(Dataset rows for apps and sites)
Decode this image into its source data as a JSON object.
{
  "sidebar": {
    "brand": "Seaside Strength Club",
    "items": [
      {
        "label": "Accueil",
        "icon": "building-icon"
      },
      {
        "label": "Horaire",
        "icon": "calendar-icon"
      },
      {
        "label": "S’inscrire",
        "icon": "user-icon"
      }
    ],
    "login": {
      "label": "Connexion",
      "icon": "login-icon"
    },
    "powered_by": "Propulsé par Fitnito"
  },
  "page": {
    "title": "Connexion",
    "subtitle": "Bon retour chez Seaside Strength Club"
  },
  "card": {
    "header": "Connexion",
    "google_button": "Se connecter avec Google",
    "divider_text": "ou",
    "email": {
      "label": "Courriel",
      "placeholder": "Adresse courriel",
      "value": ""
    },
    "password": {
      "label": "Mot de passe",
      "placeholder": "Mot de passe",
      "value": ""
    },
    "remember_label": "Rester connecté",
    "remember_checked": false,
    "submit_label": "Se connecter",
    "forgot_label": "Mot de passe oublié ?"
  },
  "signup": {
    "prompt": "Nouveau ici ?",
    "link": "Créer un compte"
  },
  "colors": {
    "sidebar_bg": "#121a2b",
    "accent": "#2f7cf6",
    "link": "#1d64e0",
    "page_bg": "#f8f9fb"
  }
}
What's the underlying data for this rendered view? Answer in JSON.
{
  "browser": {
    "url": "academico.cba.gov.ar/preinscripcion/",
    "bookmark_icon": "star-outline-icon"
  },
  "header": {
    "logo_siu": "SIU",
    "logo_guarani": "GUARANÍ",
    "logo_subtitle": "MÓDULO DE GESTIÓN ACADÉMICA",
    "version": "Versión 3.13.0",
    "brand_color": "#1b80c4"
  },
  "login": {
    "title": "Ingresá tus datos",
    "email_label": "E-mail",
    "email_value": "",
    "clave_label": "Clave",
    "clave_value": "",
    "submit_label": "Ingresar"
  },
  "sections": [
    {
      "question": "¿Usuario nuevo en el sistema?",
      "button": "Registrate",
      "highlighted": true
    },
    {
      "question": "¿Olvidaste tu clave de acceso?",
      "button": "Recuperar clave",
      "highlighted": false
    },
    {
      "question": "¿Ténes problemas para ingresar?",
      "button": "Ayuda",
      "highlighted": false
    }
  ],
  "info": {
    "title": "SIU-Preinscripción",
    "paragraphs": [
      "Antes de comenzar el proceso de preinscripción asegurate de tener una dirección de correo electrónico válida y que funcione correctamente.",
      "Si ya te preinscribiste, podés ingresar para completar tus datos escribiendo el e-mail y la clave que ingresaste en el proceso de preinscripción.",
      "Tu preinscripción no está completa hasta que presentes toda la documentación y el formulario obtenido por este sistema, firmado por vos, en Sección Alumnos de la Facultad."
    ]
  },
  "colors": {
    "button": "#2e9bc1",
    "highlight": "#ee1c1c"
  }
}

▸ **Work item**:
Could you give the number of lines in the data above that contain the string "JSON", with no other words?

▸ **Solution for this exercise**:
2